◆ TASK: Repeat the records exactly. Every line must match.

◆ RECORD SET:
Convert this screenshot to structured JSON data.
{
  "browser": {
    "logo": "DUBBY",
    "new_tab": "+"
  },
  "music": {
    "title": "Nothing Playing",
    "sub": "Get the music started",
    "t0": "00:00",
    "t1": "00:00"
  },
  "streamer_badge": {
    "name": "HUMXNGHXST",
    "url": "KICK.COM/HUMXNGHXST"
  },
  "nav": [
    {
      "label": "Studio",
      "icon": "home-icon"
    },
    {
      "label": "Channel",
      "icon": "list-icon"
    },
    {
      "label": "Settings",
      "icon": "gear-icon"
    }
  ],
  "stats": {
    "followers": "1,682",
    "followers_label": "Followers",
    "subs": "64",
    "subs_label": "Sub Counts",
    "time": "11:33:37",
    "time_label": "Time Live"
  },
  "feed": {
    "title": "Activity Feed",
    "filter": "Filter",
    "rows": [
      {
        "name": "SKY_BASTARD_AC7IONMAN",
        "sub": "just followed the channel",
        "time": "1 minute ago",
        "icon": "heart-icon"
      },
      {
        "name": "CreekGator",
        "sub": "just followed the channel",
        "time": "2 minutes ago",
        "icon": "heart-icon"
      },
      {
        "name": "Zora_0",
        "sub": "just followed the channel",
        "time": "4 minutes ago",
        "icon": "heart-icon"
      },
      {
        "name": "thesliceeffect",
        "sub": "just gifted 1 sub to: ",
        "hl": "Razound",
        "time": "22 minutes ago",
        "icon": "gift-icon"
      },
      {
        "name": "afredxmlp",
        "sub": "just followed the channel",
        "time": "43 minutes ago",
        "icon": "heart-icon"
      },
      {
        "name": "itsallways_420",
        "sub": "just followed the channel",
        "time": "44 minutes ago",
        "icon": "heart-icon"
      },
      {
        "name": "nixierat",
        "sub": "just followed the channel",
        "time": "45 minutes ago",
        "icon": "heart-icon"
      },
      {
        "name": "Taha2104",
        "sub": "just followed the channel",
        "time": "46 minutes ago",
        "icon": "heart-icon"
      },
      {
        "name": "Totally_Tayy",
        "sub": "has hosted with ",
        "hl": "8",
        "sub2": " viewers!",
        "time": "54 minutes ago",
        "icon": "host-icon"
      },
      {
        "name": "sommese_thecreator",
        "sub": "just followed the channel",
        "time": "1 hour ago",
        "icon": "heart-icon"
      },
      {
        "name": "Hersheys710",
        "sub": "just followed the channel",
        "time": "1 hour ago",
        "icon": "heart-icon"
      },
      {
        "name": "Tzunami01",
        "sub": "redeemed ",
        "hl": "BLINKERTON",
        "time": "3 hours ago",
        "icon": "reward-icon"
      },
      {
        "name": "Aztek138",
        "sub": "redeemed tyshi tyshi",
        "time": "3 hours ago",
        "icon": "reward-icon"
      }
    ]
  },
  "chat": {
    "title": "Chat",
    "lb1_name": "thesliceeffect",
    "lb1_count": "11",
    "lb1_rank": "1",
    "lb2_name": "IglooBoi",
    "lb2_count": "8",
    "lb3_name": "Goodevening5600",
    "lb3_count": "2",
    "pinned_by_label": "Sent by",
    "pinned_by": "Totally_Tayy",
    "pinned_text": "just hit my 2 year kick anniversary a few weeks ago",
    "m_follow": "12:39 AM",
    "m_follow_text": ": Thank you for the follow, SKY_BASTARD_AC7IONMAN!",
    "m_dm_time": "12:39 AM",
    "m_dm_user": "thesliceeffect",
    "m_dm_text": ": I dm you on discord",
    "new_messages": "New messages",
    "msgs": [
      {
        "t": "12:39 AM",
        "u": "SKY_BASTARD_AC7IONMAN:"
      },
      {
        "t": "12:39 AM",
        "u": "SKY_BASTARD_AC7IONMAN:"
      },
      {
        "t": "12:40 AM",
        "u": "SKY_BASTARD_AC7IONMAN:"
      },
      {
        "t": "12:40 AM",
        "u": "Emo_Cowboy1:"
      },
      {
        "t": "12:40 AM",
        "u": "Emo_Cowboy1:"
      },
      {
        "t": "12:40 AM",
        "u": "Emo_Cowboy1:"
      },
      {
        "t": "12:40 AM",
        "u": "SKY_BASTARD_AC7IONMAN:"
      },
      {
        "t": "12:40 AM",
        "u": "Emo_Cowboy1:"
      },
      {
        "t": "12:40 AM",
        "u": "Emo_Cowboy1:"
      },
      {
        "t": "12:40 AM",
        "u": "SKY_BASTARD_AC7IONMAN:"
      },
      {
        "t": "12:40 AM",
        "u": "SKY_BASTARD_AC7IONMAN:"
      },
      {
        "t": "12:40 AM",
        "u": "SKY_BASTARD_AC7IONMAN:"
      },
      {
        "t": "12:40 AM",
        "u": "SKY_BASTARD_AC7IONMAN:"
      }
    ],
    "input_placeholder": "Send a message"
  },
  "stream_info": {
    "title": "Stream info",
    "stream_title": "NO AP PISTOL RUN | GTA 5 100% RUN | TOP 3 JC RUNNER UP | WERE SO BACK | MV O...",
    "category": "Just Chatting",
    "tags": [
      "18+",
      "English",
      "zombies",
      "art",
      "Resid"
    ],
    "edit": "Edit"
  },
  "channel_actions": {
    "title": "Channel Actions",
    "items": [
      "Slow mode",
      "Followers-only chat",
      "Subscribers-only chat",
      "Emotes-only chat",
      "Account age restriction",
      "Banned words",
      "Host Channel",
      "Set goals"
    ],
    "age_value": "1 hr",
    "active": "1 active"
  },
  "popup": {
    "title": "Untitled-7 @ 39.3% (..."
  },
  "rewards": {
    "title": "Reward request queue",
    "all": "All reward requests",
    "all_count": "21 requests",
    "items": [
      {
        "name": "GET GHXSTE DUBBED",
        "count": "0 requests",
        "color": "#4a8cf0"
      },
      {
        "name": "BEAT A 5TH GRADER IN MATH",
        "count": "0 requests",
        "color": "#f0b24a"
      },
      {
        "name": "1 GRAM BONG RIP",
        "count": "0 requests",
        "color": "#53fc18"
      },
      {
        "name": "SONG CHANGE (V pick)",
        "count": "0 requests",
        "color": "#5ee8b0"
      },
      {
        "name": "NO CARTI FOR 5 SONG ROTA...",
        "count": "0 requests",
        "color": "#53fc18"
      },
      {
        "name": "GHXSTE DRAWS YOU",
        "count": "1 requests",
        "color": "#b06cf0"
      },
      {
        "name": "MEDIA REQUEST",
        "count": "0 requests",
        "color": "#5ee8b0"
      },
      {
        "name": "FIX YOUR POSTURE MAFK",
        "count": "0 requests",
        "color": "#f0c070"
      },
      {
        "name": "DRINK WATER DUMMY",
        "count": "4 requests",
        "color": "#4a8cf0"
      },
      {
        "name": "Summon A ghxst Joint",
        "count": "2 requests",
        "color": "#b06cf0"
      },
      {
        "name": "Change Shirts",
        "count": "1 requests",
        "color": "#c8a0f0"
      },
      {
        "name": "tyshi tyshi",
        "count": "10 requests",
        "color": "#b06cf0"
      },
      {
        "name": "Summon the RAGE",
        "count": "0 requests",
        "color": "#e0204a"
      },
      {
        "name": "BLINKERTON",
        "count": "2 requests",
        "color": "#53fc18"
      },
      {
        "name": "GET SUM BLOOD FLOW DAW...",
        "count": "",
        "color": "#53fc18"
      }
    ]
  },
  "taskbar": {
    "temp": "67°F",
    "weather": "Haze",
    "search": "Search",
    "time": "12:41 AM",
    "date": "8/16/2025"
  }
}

◆ TASK OUTPUT:
Convert this screenshot to structured JSON data.
{
  "browser": {
    "logo": "DUBBY",
    "new_tab": "+"
  },
  "music": {
    "title": "Nothing Playing",
    "sub": "Get the music started",
    "t0": "00:00",
    "t1": "00:00"
  },
  "streamer_badge": {
    "name": "HUMXNGHXST",
    "url": "KICK.COM/HUMXNGHXST"
  },
  "nav": [
    {
      "label": "Studio",
      "icon": "home-icon"
    },
    {
      "label": "Channel",
      "icon": "list-icon"
    },
    {
      "label": "Settings",
      "icon": "gear-icon"
    }
  ],
  "stats": {
    "followers": "1,682",
    "followers_label": "Followers",
    "subs": "64",
    "subs_label": "Sub Counts",
    "time": "11:33:37",
    "time_label": "Time Live"
  },
  "feed": {
    "title": "Activity Feed",
    "filter": "Filter",
    "rows": [
      {
        "name": "SKY_BASTARD_AC7IONMAN",
        "sub": "just followed the channel",
        "time": "1 minute ago",
        "icon": "heart-icon"
      },
      {
        "name": "CreekGator",
        "sub": "just followed the channel",
        "time": "2 minutes ago",
        "icon": "heart-icon"
      },
      {
        "name": "Zora_0",
        "sub": "just followed the channel",
        "time": "4 minutes ago",
        "icon": "heart-icon"
      },
      {
        "name": "thesliceeffect",
        "sub": "just gifted 1 sub to: ",
        "hl": "Razound",
        "time": "22 minutes ago",
        "icon": "gift-icon"
      },
      {
        "name": "afredxmlp",
        "sub": "just followed the channel",
        "time": "43 minutes ago",
        "icon": "heart-icon"
      },
      {
        "name": "itsallways_420",
        "sub": "just followed the channel",
        "time": "44 minutes ago",
        "icon": "heart-icon"
      },
      {
        "name": "nixierat",
        "sub": "just followed the channel",
        "time": "45 minutes ago",
        "icon": "heart-icon"
      },
      {
        "name": "Taha2104",
        "sub": "just followed the channel",
        "time": "46 minutes ago",
        "icon": "heart-icon"
      },
      {
        "name": "Totally_Tayy",
        "sub": "has hosted with ",
        "hl": "8",
        "sub2": " viewers!",
        "time": "54 minutes ago",
        "icon": "host-icon"
      },
      {
        "name": "sommese_thecreator",
        "sub": "just followed the channel",
        "time": "1 hour ago",
        "icon": "heart-icon"
      },
      {
        "name": "Hersheys710",
        "sub": "just followed the channel",
        "time": "1 hour ago",
        "icon": "heart-icon"
      },
      {
        "name": "Tzunami01",
        "sub": "redeemed ",
        "hl": "BLINKERTON",
        "time": "3 hours ago",
        "icon": "reward-icon"
      },
      {
        "name": "Aztek138",
        "sub": "redeemed tyshi tyshi",
        "time": "3 hours ago",
        "icon": "reward-icon"
      }
    ]
  },
  "chat": {
    "title": "Chat",
    "lb1_name": "thesliceeffect",
    "lb1_count": "11",
    "lb1_rank": "1",
    "lb2_name": "IglooBoi",
    "lb2_count": "8",
    "lb3_name": "Goodevening5600",
    "lb3_count": "2",
    "pinned_by_label": "Sent by",
    "pinned_by": "Totally_Tayy",
    "pinned_text": "just hit my 2 year kick anniversary a few weeks ago",
    "m_follow": "12:39 AM",
    "m_follow_text": ": Thank you for the follow, SKY_BASTARD_AC7IONMAN!",
    "m_dm_time": "12:39 AM",
    "m_dm_user": "thesliceeffect",
    "m_dm_text": ": I dm you on discord",
    "new_messages": "New messages",
    "msgs": [
      {
        "t": "12:39 AM",
        "u": "SKY_BASTARD_AC7IONMAN:"
      },
      {
        "t": "12:39 AM",
        "u": "SKY_BASTARD_AC7IONMAN:"
      },
      {
        "t": "12:40 AM",
        "u": "SKY_BASTARD_AC7IONMAN:"
      },
      {
        "t": "12:40 AM",
        "u": "Emo_Cowboy1:"
      },
      {
        "t": "12:40 AM",
        "u": "Emo_Cowboy1:"
      },
      {
        "t": "12:40 AM",
        "u": "Emo_Cowboy1:"
      },
      {
        "t": "12:40 AM",
        "u": "SKY_BASTARD_AC7IONMAN:"
      },
      {
        "t": "12:40 AM",
        "u": "Emo_Cowboy1:"
      },
      {
        "t": "12:40 AM",
        "u": "Emo_Cowboy1:"
      },
      {
        "t": "12:40 AM",
        "u": "SKY_BASTARD_AC7IONMAN:"
      },
      {
        "t": "12:40 AM",
        "u": "SKY_BASTARD_AC7IONMAN:"
      },
      {
        "t": "12:40 AM",
        "u": "SKY_BASTARD_AC7IONMAN:"
      },
      {
        "t": "12:40 AM",
        "u": "SKY_BASTARD_AC7IONMAN:"
      }
    ],
    "input_placeholder": "Send a message"
  },
  "stream_info": {
    "title": "Stream info",
    "stream_title": "NO AP PISTOL RUN | GTA 5 100% RUN | TOP 3 JC RUNNER UP | WERE SO BACK | MV O...",
    "category": "Just Chatting",
    "tags": [
      "18+",
      "English",
      "zombies",
      "art",
      "Resid"
    ],
    "edit": "Edit"
  },
  "channel_actions": {
    "title": "Channel Actions",
    "items": [
      "Slow mode",
      "Followers-only chat",
      "Subscribers-only chat",
      "Emotes-only chat",
      "Account age restriction",
      "Banned words",
      "Host Channel",
      "Set goals"
    ],
    "age_value": "1 hr",
    "active": "1 active"
  },
  "popup": {
    "title": "Untitled-7 @ 39.3% (..."
  },
  "rewards": {
    "title": "Reward request queue",
    "all": "All reward requests",
    "all_count": "21 requests",
    "items": [
      {
        "name": "GET GHXSTE DUBBED",
        "count": "0 requests",
        "color": "#4a8cf0"
      },
      {
        "name": "BEAT A 5TH GRADER IN MATH",
        "count": "0 requests",
        "color": "#f0b24a"
      },
      {
        "name": "1 GRAM BONG RIP",
        "count": "0 requests",
        "color": "#53fc18"
      },
      {
        "name": "SONG CHANGE (V pick)",
        "count": "0 requests",
        "color": "#5ee8b0"
      },
      {
        "name": "NO CARTI FOR 5 SONG ROTA...",
        "count": "0 requests",
        "color": "#53fc18"
      },
      {
        "name": "GHXSTE DRAWS YOU",
        "count": "1 requests",
        "color": "#b06cf0"
      },
      {
        "name": "MEDIA REQUEST",
        "count": "0 requests",
        "color": "#5ee8b0"
      },
      {
        "name": "FIX YOUR POSTURE MAFK",
        "count": "0 requests",
        "color": "#f0c070"
      },
      {
        "name": "DRINK WATER DUMMY",
        "count": "4 requests",
        "color": "#4a8cf0"
      },
      {
        "name": "Summon A ghxst Joint",
        "count": "2 requests",
        "color": "#b06cf0"
      },
      {
        "name": "Change Shirts",
        "count": "1 requests",
        "color": "#c8a0f0"
      },
      {
        "name": "tyshi tyshi",
        "count": "10 requests",
        "color": "#b06cf0"
      },
      {
        "name": "Summon the RAGE",
        "count": "0 requests",
        "color": "#e0204a"
      },
      {
        "name": "BLINKERTON",
        "count": "2 requests",
        "color": "#53fc18"
      },
      {
        "name": "GET SUM BLOOD FLOW DAW...",
        "count": "",
        "color": "#53fc18"
      }
    ]
  },
  "taskbar": {
    "temp": "67°F",
    "weather": "Haze",
    "search": "Search",
    "time": "12:41 AM",
    "date": "8/16/2025"
  }
}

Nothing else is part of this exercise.